> **What to do**
The answer should hold exactly the lines of the entries below from the one containing "Convert this screenshot" through the last line, both included.

> **Task material**
>>
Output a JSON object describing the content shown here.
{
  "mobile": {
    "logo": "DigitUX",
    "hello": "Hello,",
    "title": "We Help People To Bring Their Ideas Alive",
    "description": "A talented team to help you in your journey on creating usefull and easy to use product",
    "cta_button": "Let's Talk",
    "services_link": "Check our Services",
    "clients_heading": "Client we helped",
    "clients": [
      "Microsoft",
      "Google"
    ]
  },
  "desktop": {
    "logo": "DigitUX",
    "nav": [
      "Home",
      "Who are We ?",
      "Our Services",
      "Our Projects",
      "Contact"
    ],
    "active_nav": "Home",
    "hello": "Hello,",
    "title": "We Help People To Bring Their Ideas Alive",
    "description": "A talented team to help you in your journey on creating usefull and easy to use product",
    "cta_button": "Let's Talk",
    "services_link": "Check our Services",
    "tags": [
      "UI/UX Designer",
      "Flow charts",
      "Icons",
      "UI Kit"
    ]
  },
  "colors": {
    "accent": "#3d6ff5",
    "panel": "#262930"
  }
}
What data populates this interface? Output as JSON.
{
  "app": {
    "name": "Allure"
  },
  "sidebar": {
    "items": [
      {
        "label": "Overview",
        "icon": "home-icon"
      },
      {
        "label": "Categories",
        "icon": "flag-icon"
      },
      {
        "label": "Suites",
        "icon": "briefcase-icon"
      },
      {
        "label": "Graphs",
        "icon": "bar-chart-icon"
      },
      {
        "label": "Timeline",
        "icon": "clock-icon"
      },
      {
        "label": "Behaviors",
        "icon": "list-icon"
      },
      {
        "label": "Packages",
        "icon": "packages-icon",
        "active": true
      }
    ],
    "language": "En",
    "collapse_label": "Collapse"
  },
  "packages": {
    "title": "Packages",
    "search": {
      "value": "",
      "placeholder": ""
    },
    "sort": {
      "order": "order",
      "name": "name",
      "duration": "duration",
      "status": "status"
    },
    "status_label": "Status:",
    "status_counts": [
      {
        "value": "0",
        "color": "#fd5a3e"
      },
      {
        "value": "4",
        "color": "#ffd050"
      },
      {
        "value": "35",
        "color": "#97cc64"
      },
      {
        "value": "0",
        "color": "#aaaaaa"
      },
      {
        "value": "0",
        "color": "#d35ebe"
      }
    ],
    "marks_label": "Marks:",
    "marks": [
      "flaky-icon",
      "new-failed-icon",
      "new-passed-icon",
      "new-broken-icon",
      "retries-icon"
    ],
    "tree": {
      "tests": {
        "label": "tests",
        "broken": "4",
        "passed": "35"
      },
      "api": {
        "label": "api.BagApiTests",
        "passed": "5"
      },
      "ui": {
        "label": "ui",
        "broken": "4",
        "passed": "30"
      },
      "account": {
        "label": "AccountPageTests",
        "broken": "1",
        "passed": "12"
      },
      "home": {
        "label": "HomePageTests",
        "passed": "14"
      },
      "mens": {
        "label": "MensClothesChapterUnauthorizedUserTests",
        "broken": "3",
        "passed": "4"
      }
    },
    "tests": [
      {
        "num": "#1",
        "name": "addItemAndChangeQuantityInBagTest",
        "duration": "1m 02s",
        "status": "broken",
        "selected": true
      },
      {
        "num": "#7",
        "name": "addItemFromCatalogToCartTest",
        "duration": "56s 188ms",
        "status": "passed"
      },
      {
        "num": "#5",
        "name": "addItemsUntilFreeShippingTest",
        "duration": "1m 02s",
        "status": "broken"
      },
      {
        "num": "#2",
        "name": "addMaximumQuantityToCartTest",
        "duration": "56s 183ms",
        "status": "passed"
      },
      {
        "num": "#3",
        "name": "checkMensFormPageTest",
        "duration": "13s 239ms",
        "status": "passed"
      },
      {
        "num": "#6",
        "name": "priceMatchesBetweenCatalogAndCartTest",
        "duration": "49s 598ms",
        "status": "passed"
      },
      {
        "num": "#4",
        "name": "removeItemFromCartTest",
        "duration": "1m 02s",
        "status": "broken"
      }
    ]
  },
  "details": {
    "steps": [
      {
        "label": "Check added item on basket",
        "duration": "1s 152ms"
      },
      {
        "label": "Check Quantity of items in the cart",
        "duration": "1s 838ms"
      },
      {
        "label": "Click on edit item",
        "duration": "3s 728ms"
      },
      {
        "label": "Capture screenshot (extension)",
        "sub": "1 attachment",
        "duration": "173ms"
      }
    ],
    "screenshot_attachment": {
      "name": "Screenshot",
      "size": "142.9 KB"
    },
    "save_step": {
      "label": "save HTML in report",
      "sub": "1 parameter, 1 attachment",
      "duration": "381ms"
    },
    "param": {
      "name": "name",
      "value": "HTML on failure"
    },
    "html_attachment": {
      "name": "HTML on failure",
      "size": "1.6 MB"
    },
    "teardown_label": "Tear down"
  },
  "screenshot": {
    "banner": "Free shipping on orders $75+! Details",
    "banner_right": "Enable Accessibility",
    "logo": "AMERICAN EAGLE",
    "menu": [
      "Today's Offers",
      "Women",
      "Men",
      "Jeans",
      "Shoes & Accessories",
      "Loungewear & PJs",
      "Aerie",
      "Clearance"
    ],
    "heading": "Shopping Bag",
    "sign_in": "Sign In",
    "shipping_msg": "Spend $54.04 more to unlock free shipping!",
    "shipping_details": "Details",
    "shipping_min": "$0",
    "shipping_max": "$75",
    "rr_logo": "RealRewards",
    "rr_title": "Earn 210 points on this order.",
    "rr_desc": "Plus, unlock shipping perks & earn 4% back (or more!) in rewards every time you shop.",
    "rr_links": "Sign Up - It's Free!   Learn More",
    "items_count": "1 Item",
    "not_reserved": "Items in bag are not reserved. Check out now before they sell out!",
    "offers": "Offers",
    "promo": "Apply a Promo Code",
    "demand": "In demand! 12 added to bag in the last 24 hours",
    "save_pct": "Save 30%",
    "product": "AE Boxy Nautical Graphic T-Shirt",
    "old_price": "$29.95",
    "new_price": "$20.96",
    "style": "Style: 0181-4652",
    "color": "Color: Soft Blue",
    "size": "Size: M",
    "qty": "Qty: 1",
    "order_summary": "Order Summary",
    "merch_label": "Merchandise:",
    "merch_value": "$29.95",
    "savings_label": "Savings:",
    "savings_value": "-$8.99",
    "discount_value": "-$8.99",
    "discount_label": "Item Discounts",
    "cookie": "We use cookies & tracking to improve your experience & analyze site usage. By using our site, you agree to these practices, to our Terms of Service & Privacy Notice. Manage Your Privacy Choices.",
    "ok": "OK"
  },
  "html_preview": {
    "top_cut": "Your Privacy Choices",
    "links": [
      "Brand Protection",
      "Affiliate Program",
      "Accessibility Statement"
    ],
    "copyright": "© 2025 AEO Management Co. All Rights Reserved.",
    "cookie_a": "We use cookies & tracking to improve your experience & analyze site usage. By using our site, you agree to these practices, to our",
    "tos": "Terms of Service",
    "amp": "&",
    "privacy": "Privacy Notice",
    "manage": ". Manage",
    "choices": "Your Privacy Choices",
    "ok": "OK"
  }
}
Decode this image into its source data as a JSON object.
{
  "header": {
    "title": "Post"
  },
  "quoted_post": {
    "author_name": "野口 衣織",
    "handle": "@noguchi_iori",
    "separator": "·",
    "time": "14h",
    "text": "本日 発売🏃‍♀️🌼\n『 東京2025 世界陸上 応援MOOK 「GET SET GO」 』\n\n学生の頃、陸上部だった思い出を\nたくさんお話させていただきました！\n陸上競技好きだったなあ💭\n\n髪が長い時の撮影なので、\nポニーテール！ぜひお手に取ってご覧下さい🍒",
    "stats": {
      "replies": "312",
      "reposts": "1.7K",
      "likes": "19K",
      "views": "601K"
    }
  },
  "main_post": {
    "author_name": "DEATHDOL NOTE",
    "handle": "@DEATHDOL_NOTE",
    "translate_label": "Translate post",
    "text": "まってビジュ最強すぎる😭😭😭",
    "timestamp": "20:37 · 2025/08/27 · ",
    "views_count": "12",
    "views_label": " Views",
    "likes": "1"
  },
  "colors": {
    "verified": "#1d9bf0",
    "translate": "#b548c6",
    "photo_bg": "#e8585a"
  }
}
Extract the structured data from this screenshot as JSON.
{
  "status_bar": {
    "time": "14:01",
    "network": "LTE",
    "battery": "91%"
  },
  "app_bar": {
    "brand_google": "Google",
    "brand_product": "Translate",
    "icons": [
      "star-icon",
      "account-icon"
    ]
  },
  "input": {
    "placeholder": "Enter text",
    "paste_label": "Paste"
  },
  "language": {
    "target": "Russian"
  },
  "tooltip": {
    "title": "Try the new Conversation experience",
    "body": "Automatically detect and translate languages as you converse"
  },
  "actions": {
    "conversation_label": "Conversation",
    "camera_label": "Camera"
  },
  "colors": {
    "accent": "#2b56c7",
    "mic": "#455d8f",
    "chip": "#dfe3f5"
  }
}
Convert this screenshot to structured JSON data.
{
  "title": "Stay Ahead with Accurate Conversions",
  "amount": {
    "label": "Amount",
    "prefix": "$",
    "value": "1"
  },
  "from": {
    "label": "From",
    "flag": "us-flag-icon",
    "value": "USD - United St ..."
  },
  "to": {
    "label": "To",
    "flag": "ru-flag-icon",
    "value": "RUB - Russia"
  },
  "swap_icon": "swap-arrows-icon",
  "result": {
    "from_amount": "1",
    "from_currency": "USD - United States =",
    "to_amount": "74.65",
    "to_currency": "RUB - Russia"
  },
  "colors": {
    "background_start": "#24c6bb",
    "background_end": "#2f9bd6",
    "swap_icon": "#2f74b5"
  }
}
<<
> **Your solution**
Convert this screenshot to structured JSON data.
{
  "title": "Stay Ahead with Accurate Conversions",
  "amount": {
    "label": "Amount",
    "prefix": "$",
    "value": "1"
  },
  "from": {
    "label": "From",
    "flag": "us-flag-icon",
    "value": "USD - United St ..."
  },
  "to": {
    "label": "To",
    "flag": "ru-flag-icon",
    "value": "RUB - Russia"
  },
  "swap_icon": "swap-arrows-icon",
  "result": {
    "from_amount": "1",
    "from_currency": "USD - United States =",
    "to_amount": "74.65",
    "to_currency": "RUB - Russia"
  },
  "colors": {
    "background_start": "#24c6bb",
    "background_end": "#2f9bd6",
    "swap_icon": "#2f74b5"
  }
}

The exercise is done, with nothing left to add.